# [Records for the task]

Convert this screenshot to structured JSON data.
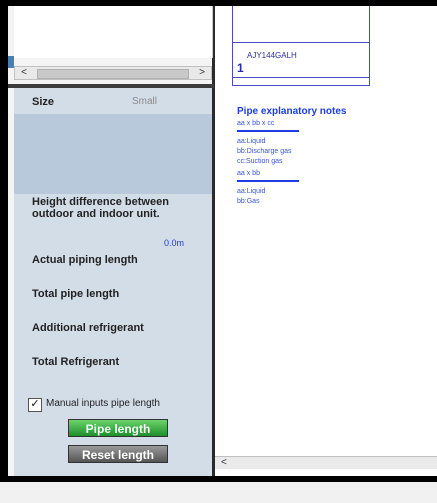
{
  "left": {
    "size": {
      "label": "Size",
      "value": "Small"
    },
    "height_diff": {
      "label_line1": "Height difference between",
      "label_line2": "outdoor and indoor unit.",
      "value": "0.0m"
    },
    "actual_piping_length": {
      "label": "Actual piping length"
    },
    "total_pipe_length": {
      "label": "Total pipe length"
    },
    "additional_refrigerant": {
      "label": "Additional refrigerant"
    },
    "total_refrigerant": {
      "label": "Total Refrigerant"
    },
    "manual_inputs": {
      "label": "Manual inputs pipe length",
      "checked": true,
      "check_glyph": "✓"
    },
    "buttons": {
      "pipe_length": "Pipe length",
      "reset_length": "Reset length"
    },
    "scroll_left_arrow": "<",
    "scroll_right_arrow": ">"
  },
  "right": {
    "unit": {
      "model": "AJY144GALH",
      "number": "1"
    },
    "notes": {
      "title": "Pipe explanatory notes",
      "group1_header": "aa x bb x cc",
      "group1_items": [
        "aa:Liquid",
        "bb:Discharge gas",
        "cc:Suction gas"
      ],
      "group2_header": "aa x bb",
      "group2_items": [
        "aa:Liquid",
        "bb:Gas"
      ]
    },
    "scroll_left_arrow": "<"
  },
  "colors": {
    "panel_bg": "#d3dde8",
    "accent_blue": "#1a3ee0",
    "pipe_button": "#1f8f2a",
    "reset_button": "#555555"
  }
}
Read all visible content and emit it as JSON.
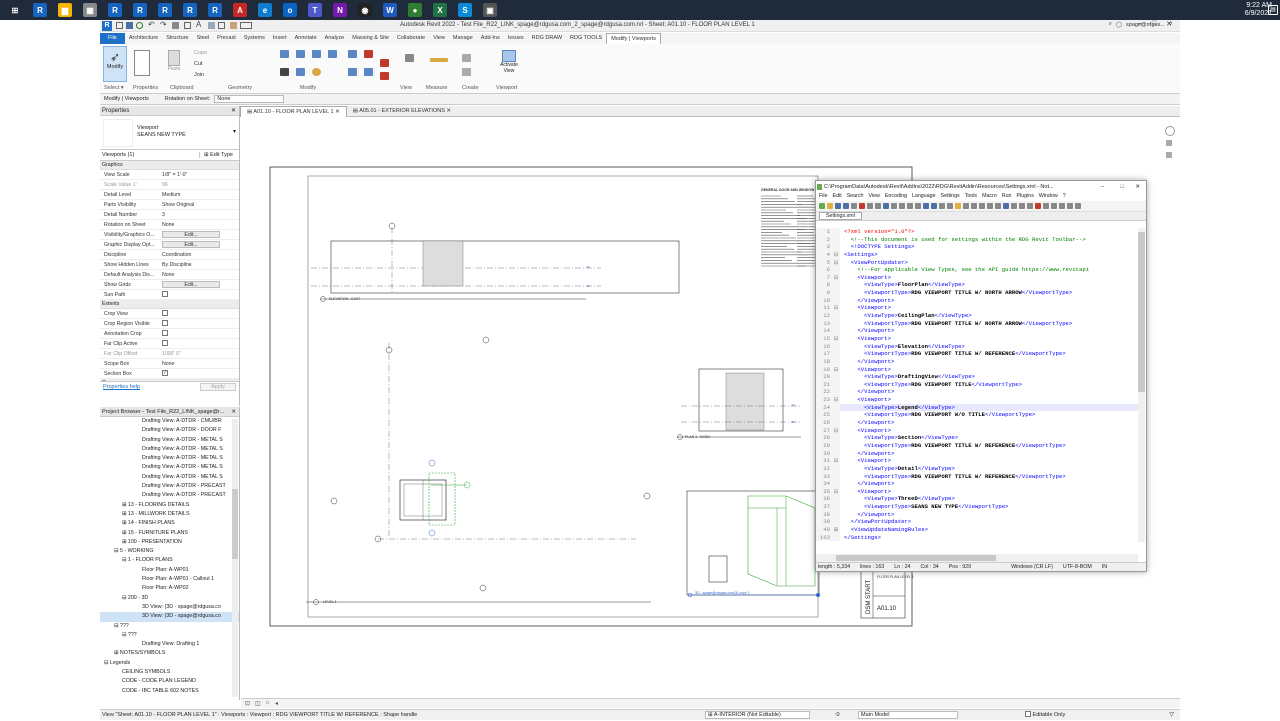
{
  "taskbar": {
    "time": "9:22 AM",
    "date": "6/9/2021",
    "icons": [
      {
        "name": "windows-icon",
        "color": "#ffffff",
        "glyph": "⊞"
      },
      {
        "name": "revit-icon",
        "color": "#1565c0",
        "glyph": "R"
      },
      {
        "name": "file-explorer-icon",
        "color": "#f4b400",
        "glyph": "▆"
      },
      {
        "name": "store-icon",
        "color": "#888",
        "glyph": "▦"
      },
      {
        "name": "revit-icon",
        "color": "#1565c0",
        "glyph": "R"
      },
      {
        "name": "revit-icon",
        "color": "#1565c0",
        "glyph": "R"
      },
      {
        "name": "revit-icon",
        "color": "#1565c0",
        "glyph": "R"
      },
      {
        "name": "revit-icon",
        "color": "#1565c0",
        "glyph": "R"
      },
      {
        "name": "revit-icon",
        "color": "#1565c0",
        "glyph": "R"
      },
      {
        "name": "autocad-icon",
        "color": "#c62828",
        "glyph": "A"
      },
      {
        "name": "edge-icon",
        "color": "#0f7ccf",
        "glyph": "e"
      },
      {
        "name": "outlook-icon",
        "color": "#0a64c4",
        "glyph": "o"
      },
      {
        "name": "teams-icon",
        "color": "#5059c9",
        "glyph": "T"
      },
      {
        "name": "onenote-icon",
        "color": "#7719aa",
        "glyph": "N"
      },
      {
        "name": "camera-icon",
        "color": "#222",
        "glyph": "◉"
      },
      {
        "name": "word-icon",
        "color": "#1e5bbf",
        "glyph": "W"
      },
      {
        "name": "chrome-icon",
        "color": "#2e7d32",
        "glyph": "●"
      },
      {
        "name": "excel-icon",
        "color": "#1f7244",
        "glyph": "X"
      },
      {
        "name": "skype-icon",
        "color": "#0a8ad6",
        "glyph": "S"
      },
      {
        "name": "app-icon",
        "color": "#555",
        "glyph": "▣"
      }
    ]
  },
  "revit": {
    "title": "Autodesk Revit 2022 - Test File_R22_LINK_spage@rdgusa.com_2_spage@rdgusa.com.rvt - Sheet: A01.10 - FLOOR PLAN LEVEL 1",
    "user": "spage@rdgus...",
    "tabs": [
      "File",
      "Architecture",
      "Structure",
      "Steel",
      "Precast",
      "Systems",
      "Insert",
      "Annotate",
      "Analyze",
      "Massing & Site",
      "Collaborate",
      "View",
      "Manage",
      "Add-Ins",
      "Issues",
      "RDG DRAW",
      "RDG TOOLS",
      "Modify | Viewports"
    ],
    "active_tab": "Modify | Viewports",
    "ribbon": {
      "modify_label": "Modify",
      "paste_label": "Paste",
      "cope_label": "Cope",
      "cut_label": "Cut",
      "join_label": "Join",
      "activate_view_label": "Activate View",
      "panels": [
        "Select ▾",
        "Properties",
        "Clipboard",
        "Geometry",
        "Modify",
        "View",
        "Measure",
        "Create",
        "Viewport"
      ]
    },
    "options_bar": {
      "context": "Modify | Viewports",
      "rotation_label": "Rotation on Sheet:",
      "rotation_value": "None"
    },
    "view_tabs": [
      "A01.10 - FLOOR PLAN LEVEL 1",
      "A05.01 - EXTERIOR ELEVATIONS"
    ]
  },
  "properties": {
    "title": "Properties",
    "type_line1": "Viewport",
    "type_line2": "SEANS NEW TYPE",
    "filter": "Viewports (1)",
    "edit_type": "Edit Type",
    "sections": [
      {
        "name": "Graphics",
        "rows": [
          {
            "k": "View Scale",
            "v": "1/8\" = 1'-0\""
          },
          {
            "k": "Scale Value  1:",
            "v": "96",
            "muted": true
          },
          {
            "k": "Detail Level",
            "v": "Medium"
          },
          {
            "k": "Parts Visibility",
            "v": "Show Original"
          },
          {
            "k": "Detail Number",
            "v": "3"
          },
          {
            "k": "Rotation on Sheet",
            "v": "None"
          },
          {
            "k": "Visibility/Graphics O...",
            "v": "Edit...",
            "btn": true
          },
          {
            "k": "Graphic Display Opt...",
            "v": "Edit...",
            "btn": true
          },
          {
            "k": "Discipline",
            "v": "Coordination"
          },
          {
            "k": "Show Hidden Lines",
            "v": "By Discipline"
          },
          {
            "k": "Default Analysis Dis...",
            "v": "None"
          },
          {
            "k": "Show Grids",
            "v": "Edit...",
            "btn": true
          },
          {
            "k": "Sun Path",
            "v": "",
            "chk": true
          }
        ]
      },
      {
        "name": "Extents",
        "rows": [
          {
            "k": "Crop View",
            "v": "",
            "chk": true
          },
          {
            "k": "Crop Region Visible",
            "v": "",
            "chk": true
          },
          {
            "k": "Annotation Crop",
            "v": "",
            "chk": true
          },
          {
            "k": "Far Clip Active",
            "v": "",
            "chk": true
          },
          {
            "k": "Far Clip Offset",
            "v": "1000' 0\"",
            "muted": true
          },
          {
            "k": "Scope Box",
            "v": "None"
          },
          {
            "k": "Section Box",
            "v": "✓",
            "chk": true
          }
        ]
      },
      {
        "name": "Camera",
        "rows": []
      }
    ],
    "help": "Properties help",
    "apply": "Apply"
  },
  "browser": {
    "title": "Project Browser - Test File_R22_LINK_spage@r...",
    "items": [
      {
        "t": "Drafting View: A-DTDR - CMU/BR",
        "i": 42
      },
      {
        "t": "Drafting View: A-DTDR - DOOR F",
        "i": 42
      },
      {
        "t": "Drafting View: A-DTDR - METAL S",
        "i": 42
      },
      {
        "t": "Drafting View: A-DTDR - METAL S",
        "i": 42
      },
      {
        "t": "Drafting View: A-DTDR - METAL S",
        "i": 42
      },
      {
        "t": "Drafting View: A-DTDR - METAL S",
        "i": 42
      },
      {
        "t": "Drafting View: A-DTDR - METAL S",
        "i": 42
      },
      {
        "t": "Drafting View: A-DTDR - PRECAST",
        "i": 42
      },
      {
        "t": "Drafting View: A-DTDR - PRECAST",
        "i": 42
      },
      {
        "t": "⊞ 13 - FLOORING DETAILS",
        "i": 22
      },
      {
        "t": "⊞ 13 - MILLWORK DETAILS",
        "i": 22
      },
      {
        "t": "⊞ 14 - FINISH PLANS",
        "i": 22
      },
      {
        "t": "⊞ 15 - FURNITURE PLANS",
        "i": 22
      },
      {
        "t": "⊞ 100 - PRESENTATION",
        "i": 22
      },
      {
        "t": "⊟ 5 - WORKING",
        "i": 14
      },
      {
        "t": "⊟ 1 - FLOOR PLANS",
        "i": 22
      },
      {
        "t": "Floor Plan: A-WP01",
        "i": 42
      },
      {
        "t": "Floor Plan: A-WP01 - Callout 1",
        "i": 42
      },
      {
        "t": "Floor Plan: A-WP02",
        "i": 42
      },
      {
        "t": "⊟ 200 - 3D",
        "i": 22
      },
      {
        "t": "3D View: {3D - spage@rdgusa.co",
        "i": 42
      },
      {
        "t": "3D View: {3D - spage@rdgusa.co",
        "i": 42,
        "sel": true
      },
      {
        "t": "⊟ ???",
        "i": 14
      },
      {
        "t": "⊟ ???",
        "i": 22
      },
      {
        "t": "Drafting View: Drafting 1",
        "i": 42
      },
      {
        "t": "⊞ NOTES/SYMBOLS",
        "i": 14
      },
      {
        "t": "⊟ Legends",
        "i": 4
      },
      {
        "t": "CEILING SYMBOLS",
        "i": 22
      },
      {
        "t": "CODE - CODE PLAN LEGEND",
        "i": 22
      },
      {
        "t": "CODE - IBC TABLE 602 NOTES",
        "i": 22
      }
    ]
  },
  "sheet": {
    "number": "A01.10",
    "name": "FLOOR PLAN LEVEL 1",
    "view_title_1": "ELEVATION - EAST",
    "view_title_2": "PLAN 1 - AXON",
    "view_title_3": "LEVEL 1",
    "view_title_4": "3D - spage@rdgusa.com(3) copy 1",
    "notes_title": "GENERAL DOOR AND WINDOW NOTES"
  },
  "notepad": {
    "title": "C:\\ProgramData\\Autodesk\\Revit\\Addins\\2022\\RDG\\RevitAddin\\Resources\\Settings.xml - Not...",
    "menu": [
      "File",
      "Edit",
      "Search",
      "View",
      "Encoding",
      "Language",
      "Settings",
      "Tools",
      "Macro",
      "Run",
      "Plugins",
      "Window",
      "?"
    ],
    "file_tab": "Settings.xml",
    "lines": [
      {
        "n": "1",
        "f": "",
        "h": "<span class=\"pi\">&lt;?xml version=\"1.0\"?&gt;</span>"
      },
      {
        "n": "2",
        "f": "",
        "h": "<span class=\"cm\">  &lt;!--This document is used for settings within the RDG Revit Toolbar--&gt;</span>"
      },
      {
        "n": "3",
        "f": "",
        "h": "<span class=\"t\">  &lt;!DOCTYPE Settings&gt;</span>"
      },
      {
        "n": "4",
        "f": "⊟",
        "h": "<span class=\"t\">&lt;Settings&gt;</span>"
      },
      {
        "n": "5",
        "f": "⊟",
        "h": "<span class=\"t\">  &lt;ViewPortUpdater&gt;</span>"
      },
      {
        "n": "6",
        "f": "",
        "h": "<span class=\"cm\">    &lt;!--For applicable View Types, see the API guide https://www.revitapi</span>"
      },
      {
        "n": "7",
        "f": "⊟",
        "h": "<span class=\"t\">    &lt;Viewport&gt;</span>"
      },
      {
        "n": "8",
        "f": "",
        "h": "<span class=\"t\">      &lt;ViewType&gt;</span><span class=\"tx\">FloorPlan</span><span class=\"t\">&lt;/ViewType&gt;</span>"
      },
      {
        "n": "9",
        "f": "",
        "h": "<span class=\"t\">      &lt;ViewportType&gt;</span><span class=\"tx\">RDG VIEWPORT TITLE W/ NORTH ARROW</span><span class=\"t\">&lt;/ViewportType&gt;</span>"
      },
      {
        "n": "10",
        "f": "",
        "h": "<span class=\"t\">    &lt;/Viewport&gt;</span>"
      },
      {
        "n": "11",
        "f": "⊟",
        "h": "<span class=\"t\">    &lt;Viewport&gt;</span>"
      },
      {
        "n": "12",
        "f": "",
        "h": "<span class=\"t\">      &lt;ViewType&gt;</span><span class=\"tx\">CeilingPlan</span><span class=\"t\">&lt;/ViewType&gt;</span>"
      },
      {
        "n": "13",
        "f": "",
        "h": "<span class=\"t\">      &lt;ViewportType&gt;</span><span class=\"tx\">RDG VIEWPORT TITLE W/ NORTH ARROW</span><span class=\"t\">&lt;/ViewportType&gt;</span>"
      },
      {
        "n": "14",
        "f": "",
        "h": "<span class=\"t\">    &lt;/Viewport&gt;</span>"
      },
      {
        "n": "15",
        "f": "⊟",
        "h": "<span class=\"t\">    &lt;Viewport&gt;</span>"
      },
      {
        "n": "16",
        "f": "",
        "h": "<span class=\"t\">      &lt;ViewType&gt;</span><span class=\"tx\">Elevation</span><span class=\"t\">&lt;/ViewType&gt;</span>"
      },
      {
        "n": "17",
        "f": "",
        "h": "<span class=\"t\">      &lt;ViewportType&gt;</span><span class=\"tx\">RDG VIEWPORT TITLE W/ REFERENCE</span><span class=\"t\">&lt;/ViewportType&gt;</span>"
      },
      {
        "n": "18",
        "f": "",
        "h": "<span class=\"t\">    &lt;/Viewport&gt;</span>"
      },
      {
        "n": "19",
        "f": "⊟",
        "h": "<span class=\"t\">    &lt;Viewport&gt;</span>"
      },
      {
        "n": "20",
        "f": "",
        "h": "<span class=\"t\">      &lt;ViewType&gt;</span><span class=\"tx\">DraftingView</span><span class=\"t\">&lt;/ViewType&gt;</span>"
      },
      {
        "n": "21",
        "f": "",
        "h": "<span class=\"t\">      &lt;ViewportType&gt;</span><span class=\"tx\">RDG VIEWPORT TITLE</span><span class=\"t\">&lt;/ViewportType&gt;</span>"
      },
      {
        "n": "22",
        "f": "",
        "h": "<span class=\"t\">    &lt;/Viewport&gt;</span>"
      },
      {
        "n": "23",
        "f": "⊟",
        "h": "<span class=\"t\">    &lt;Viewport&gt;</span>"
      },
      {
        "n": "24",
        "f": "",
        "h": "<span class=\"t\">      &lt;ViewType&gt;</span><span class=\"tx\">Legend</span><span class=\"t\">&lt;/ViewType&gt;</span>",
        "hl": true
      },
      {
        "n": "25",
        "f": "",
        "h": "<span class=\"t\">      &lt;ViewportType&gt;</span><span class=\"tx\">RDG VIEWPORT W/O TITLE</span><span class=\"t\">&lt;/ViewportType&gt;</span>"
      },
      {
        "n": "26",
        "f": "",
        "h": "<span class=\"t\">    &lt;/Viewport&gt;</span>"
      },
      {
        "n": "27",
        "f": "⊟",
        "h": "<span class=\"t\">    &lt;Viewport&gt;</span>"
      },
      {
        "n": "28",
        "f": "",
        "h": "<span class=\"t\">      &lt;ViewType&gt;</span><span class=\"tx\">Section</span><span class=\"t\">&lt;/ViewType&gt;</span>"
      },
      {
        "n": "29",
        "f": "",
        "h": "<span class=\"t\">      &lt;ViewportType&gt;</span><span class=\"tx\">RDG VIEWPORT TITLE W/ REFERENCE</span><span class=\"t\">&lt;/ViewportType&gt;</span>"
      },
      {
        "n": "30",
        "f": "",
        "h": "<span class=\"t\">    &lt;/Viewport&gt;</span>"
      },
      {
        "n": "31",
        "f": "⊟",
        "h": "<span class=\"t\">    &lt;Viewport&gt;</span>"
      },
      {
        "n": "32",
        "f": "",
        "h": "<span class=\"t\">      &lt;ViewType&gt;</span><span class=\"tx\">Detail</span><span class=\"t\">&lt;/ViewType&gt;</span>"
      },
      {
        "n": "33",
        "f": "",
        "h": "<span class=\"t\">      &lt;ViewportType&gt;</span><span class=\"tx\">RDG VIEWPORT TITLE W/ REFERENCE</span><span class=\"t\">&lt;/ViewportType&gt;</span>"
      },
      {
        "n": "34",
        "f": "",
        "h": "<span class=\"t\">    &lt;/Viewport&gt;</span>"
      },
      {
        "n": "35",
        "f": "⊟",
        "h": "<span class=\"t\">    &lt;Viewport&gt;</span>"
      },
      {
        "n": "36",
        "f": "",
        "h": "<span class=\"t\">      &lt;ViewType&gt;</span><span class=\"tx\">ThreeD</span><span class=\"t\">&lt;/ViewType&gt;</span>"
      },
      {
        "n": "37",
        "f": "",
        "h": "<span class=\"t\">      &lt;ViewportType&gt;</span><span class=\"tx\">SEANS NEW TYPE</span><span class=\"t\">&lt;/ViewportType&gt;</span>"
      },
      {
        "n": "38",
        "f": "",
        "h": "<span class=\"t\">    &lt;/Viewport&gt;</span>"
      },
      {
        "n": "39",
        "f": "",
        "h": "<span class=\"t\">  &lt;/ViewPortUpdater&gt;</span>"
      },
      {
        "n": "40",
        "f": "⊞",
        "h": "<span class=\"t\">  &lt;ViewUpdateNamingRules&gt;</span>"
      },
      {
        "n": "163",
        "f": "",
        "h": "<span class=\"t\">&lt;/Settings&gt;</span>"
      }
    ],
    "status": {
      "length": "length : 5,334",
      "lines": "lines : 163",
      "ln": "Ln : 24",
      "col": "Col : 34",
      "pos": "Pos : 929",
      "eol": "Windows (CR LF)",
      "enc": "UTF-8-BOM",
      "mode": "IN"
    }
  },
  "statusbar": {
    "text": "View \"Sheet: A01.10 - FLOOR PLAN LEVEL 1\" : Viewports : Viewport : RDG VIEWPORT TITLE W/ REFERENCE : Shape handle",
    "workset": "A-INTERIOR (Not Editable)",
    "design_option": "Main Model",
    "editable_only": "Editable Only",
    "count": ":0"
  },
  "colors": {
    "accent": "#1e6fc7",
    "taskbar": "#1f2a3a",
    "green_selection": "#3aa63a"
  }
}
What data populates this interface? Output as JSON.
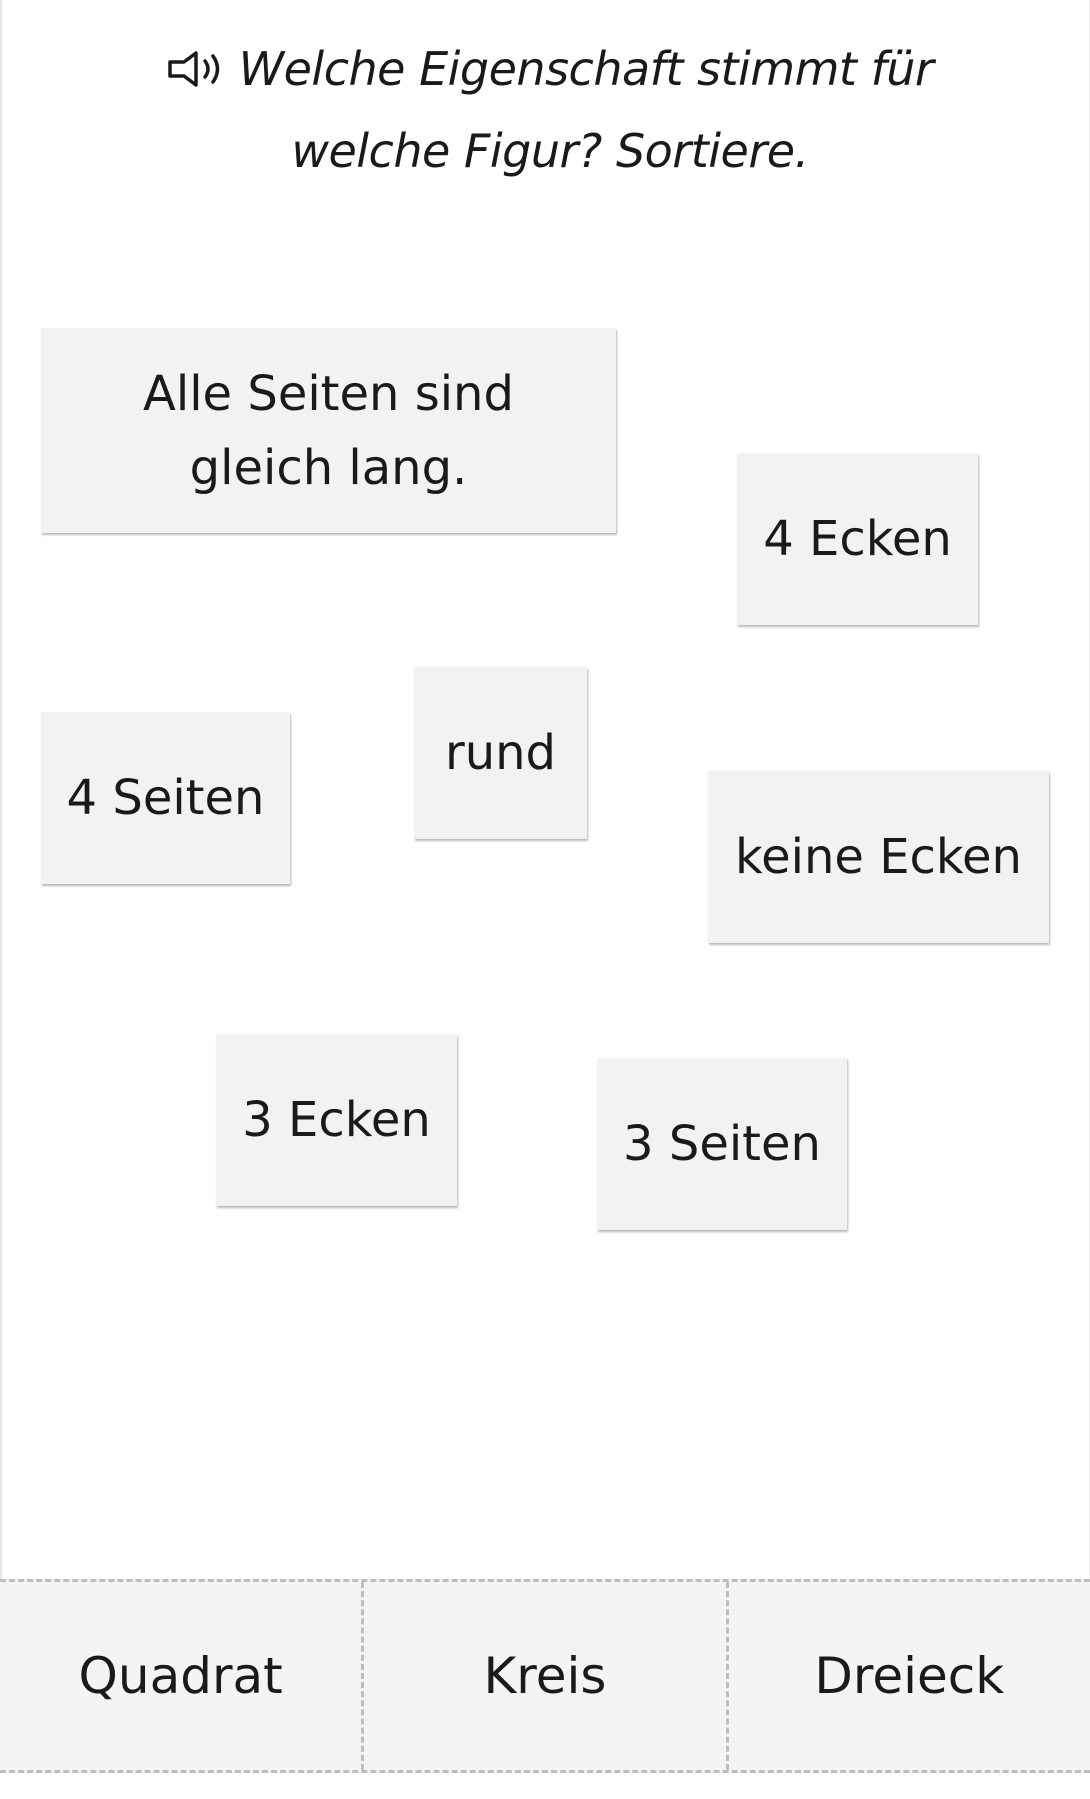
{
  "prompt": {
    "text": "Welche Eigenschaft stimmt für welche Figur? Sortiere.",
    "audio_icon": "speaker-icon"
  },
  "cards": [
    {
      "id": "alle-seiten",
      "label": "Alle Seiten sind gleich lang."
    },
    {
      "id": "4-ecken",
      "label": "4 Ecken"
    },
    {
      "id": "rund",
      "label": "rund"
    },
    {
      "id": "4-seiten",
      "label": "4 Seiten"
    },
    {
      "id": "keine-ecken",
      "label": "keine Ecken"
    },
    {
      "id": "3-ecken",
      "label": "3 Ecken"
    },
    {
      "id": "3-seiten",
      "label": "3 Seiten"
    }
  ],
  "categories": [
    {
      "id": "quadrat",
      "label": "Quadrat"
    },
    {
      "id": "kreis",
      "label": "Kreis"
    },
    {
      "id": "dreieck",
      "label": "Dreieck"
    }
  ],
  "colors": {
    "card_bg": "#f2f2f2",
    "dropzone_bg": "#f4f4f4",
    "dash": "#bdbdbd",
    "text": "#1a1a1a"
  }
}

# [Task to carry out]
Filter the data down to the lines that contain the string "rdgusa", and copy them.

# [Exercise output]
    "title": "Autodesk Revit 2022 - Test File_R22_LINK_spage@rdgusa.com_2_spage@rdgusa.com.rvt - Sheet: A01.10 - FLOOR PLAN LEVEL 1",
        "t": "3D View: {3D - spage@rdgusa.co",
        "t": "3D View: {3D - spage@rdgusa.co",
    "view_title_4": "3D - spage@rdgusa.com(3) copy 1",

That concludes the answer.